App and web page records:
────

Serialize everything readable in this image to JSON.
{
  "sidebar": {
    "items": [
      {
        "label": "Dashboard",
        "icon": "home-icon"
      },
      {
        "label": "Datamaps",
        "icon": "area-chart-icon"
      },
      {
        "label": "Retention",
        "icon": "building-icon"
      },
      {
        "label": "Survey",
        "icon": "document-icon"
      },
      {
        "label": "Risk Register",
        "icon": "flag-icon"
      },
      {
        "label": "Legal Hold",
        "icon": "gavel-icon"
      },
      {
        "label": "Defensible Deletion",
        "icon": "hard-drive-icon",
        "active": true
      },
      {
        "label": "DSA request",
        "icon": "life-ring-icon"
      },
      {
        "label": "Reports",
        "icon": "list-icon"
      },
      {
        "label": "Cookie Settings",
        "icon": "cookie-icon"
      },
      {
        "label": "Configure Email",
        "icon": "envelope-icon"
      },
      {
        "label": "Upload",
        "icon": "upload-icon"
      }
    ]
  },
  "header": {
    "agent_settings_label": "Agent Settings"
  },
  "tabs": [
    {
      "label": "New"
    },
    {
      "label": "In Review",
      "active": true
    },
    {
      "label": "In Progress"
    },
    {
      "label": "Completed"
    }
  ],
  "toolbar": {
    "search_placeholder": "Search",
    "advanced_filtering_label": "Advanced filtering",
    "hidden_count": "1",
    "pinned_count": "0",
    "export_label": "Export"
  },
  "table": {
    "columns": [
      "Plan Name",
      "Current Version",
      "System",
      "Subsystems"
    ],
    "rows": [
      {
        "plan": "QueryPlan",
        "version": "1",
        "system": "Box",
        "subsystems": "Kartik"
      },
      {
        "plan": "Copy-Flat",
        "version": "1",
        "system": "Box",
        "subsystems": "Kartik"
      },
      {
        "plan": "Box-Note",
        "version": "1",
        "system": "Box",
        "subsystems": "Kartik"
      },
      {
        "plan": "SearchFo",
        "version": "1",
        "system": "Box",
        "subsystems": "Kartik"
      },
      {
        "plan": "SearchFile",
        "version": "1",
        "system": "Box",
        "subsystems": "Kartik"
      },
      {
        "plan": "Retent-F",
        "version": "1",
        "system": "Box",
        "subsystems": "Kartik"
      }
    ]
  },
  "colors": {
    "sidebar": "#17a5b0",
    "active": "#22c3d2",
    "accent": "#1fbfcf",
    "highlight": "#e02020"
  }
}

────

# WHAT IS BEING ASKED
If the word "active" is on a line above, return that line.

# RESPONSE
        "active": true
      "active": true
    "active": "#22c3d2",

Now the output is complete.